April 23, 2010
Where do newspaper companies go from here?
The third panel at International Online Journalism Symposium tackled the big one: how can newspaper companies survive in the digital era.
Session chair Earl Wilkinson, executive director and CEO, International Newsmedia Marketing Association (INMA), set the tone by talking about headlines predicting the death of newspapers.
But in his view, newspapers are facing an economic downturn, above all in the US and UK. As a result, the storylines on print are set by New York and London.
Whereas, Wilkinson said, newspapers were flourishing in countries such as India.
What is unique to the US and UK are debt-laden companies, high broadband rates, unrealistic profit expectation and an issue with the public perception of newspapers.
But, said Wilkinson, there are common issues such as capital tied up in printing presses rather than databases.
He urged professionals to find the linkage between audience, content and platforms.
Looking to the future, he said media should expect 100% broadband penetration, with faster and faster speeds and a market saturation of smartphones. The question is working out where print fits into this world. Wilkinson drew a laugh as he said we were moving from a era of mass media, where we talked to a forest, to an era of niche, where we talked to a tree, to a era of micro-niches, where we talk to the leaves, “and the leaves are talking to each other.”
He compared what print needs to do as comparable to converting from Catholicism to Buddhism.
Determining your content’s value is a top priority today, he stressed.
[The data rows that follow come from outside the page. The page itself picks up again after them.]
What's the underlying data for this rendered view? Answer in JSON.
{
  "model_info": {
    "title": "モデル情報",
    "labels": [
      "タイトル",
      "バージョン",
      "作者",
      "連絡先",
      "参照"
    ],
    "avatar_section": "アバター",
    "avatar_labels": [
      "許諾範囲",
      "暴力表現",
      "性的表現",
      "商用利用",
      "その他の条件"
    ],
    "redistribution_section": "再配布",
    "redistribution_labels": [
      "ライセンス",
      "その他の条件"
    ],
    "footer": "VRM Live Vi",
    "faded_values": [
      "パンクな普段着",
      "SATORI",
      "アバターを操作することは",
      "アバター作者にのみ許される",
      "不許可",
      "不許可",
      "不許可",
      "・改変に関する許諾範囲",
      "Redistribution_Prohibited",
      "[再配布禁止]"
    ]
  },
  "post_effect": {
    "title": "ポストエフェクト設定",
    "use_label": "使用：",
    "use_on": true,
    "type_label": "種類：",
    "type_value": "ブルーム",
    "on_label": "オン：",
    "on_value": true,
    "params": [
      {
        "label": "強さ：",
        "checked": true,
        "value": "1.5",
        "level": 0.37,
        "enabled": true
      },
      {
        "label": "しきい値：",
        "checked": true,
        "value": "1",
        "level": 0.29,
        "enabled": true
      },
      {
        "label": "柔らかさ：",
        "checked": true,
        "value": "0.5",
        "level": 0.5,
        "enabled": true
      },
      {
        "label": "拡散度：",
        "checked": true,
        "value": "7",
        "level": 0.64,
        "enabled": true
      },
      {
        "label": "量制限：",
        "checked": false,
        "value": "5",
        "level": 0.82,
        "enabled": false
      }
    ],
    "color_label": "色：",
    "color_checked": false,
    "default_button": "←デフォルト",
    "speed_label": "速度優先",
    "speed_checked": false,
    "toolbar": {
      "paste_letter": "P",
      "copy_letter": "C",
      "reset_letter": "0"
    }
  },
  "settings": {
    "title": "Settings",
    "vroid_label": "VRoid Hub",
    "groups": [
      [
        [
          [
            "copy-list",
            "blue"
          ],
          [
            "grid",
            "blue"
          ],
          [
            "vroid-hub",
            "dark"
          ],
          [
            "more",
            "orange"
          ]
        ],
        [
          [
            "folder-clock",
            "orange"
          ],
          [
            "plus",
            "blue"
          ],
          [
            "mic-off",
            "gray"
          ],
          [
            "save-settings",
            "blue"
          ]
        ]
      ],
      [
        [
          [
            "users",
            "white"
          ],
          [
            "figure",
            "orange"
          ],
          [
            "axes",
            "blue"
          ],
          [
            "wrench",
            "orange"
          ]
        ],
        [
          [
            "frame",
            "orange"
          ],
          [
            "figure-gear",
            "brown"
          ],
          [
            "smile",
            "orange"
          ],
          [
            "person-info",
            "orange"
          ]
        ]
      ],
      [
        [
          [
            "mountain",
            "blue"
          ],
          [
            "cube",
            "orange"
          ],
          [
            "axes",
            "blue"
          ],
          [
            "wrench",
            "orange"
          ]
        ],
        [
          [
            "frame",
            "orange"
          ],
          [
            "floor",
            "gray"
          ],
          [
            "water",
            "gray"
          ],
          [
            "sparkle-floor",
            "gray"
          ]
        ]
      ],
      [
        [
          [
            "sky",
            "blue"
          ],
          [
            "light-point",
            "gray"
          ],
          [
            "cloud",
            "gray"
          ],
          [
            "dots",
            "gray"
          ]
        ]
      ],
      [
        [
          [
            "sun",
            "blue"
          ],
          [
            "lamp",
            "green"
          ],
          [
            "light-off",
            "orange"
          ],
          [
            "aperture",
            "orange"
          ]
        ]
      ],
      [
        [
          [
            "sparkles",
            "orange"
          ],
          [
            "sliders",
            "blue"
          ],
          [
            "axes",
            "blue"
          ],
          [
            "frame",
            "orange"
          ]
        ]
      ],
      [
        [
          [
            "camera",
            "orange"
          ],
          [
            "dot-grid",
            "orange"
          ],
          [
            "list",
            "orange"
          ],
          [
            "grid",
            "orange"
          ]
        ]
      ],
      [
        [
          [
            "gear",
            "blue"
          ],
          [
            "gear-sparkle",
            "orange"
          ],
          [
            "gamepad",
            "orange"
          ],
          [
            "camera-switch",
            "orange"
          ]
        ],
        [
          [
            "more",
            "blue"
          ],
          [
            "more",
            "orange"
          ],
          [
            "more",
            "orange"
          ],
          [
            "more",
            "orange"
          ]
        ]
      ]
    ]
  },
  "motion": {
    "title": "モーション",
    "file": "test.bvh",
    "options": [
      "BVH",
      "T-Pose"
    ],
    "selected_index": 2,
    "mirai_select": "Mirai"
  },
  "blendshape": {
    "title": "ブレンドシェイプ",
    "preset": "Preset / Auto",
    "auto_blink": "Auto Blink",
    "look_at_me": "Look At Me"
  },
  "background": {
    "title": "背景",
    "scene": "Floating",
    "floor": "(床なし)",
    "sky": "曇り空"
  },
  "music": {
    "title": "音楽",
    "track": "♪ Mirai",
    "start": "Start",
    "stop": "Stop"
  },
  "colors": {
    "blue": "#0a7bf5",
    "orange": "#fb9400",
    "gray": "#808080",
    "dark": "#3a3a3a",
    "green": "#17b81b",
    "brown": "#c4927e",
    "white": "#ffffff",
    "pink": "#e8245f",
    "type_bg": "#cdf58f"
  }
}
I had to go to class, but thank goodness for Alfred Hermida. He’s been blogging up a storm, so I’ll defer to his post regarding the panel analyzing where newspaper companies go from here.————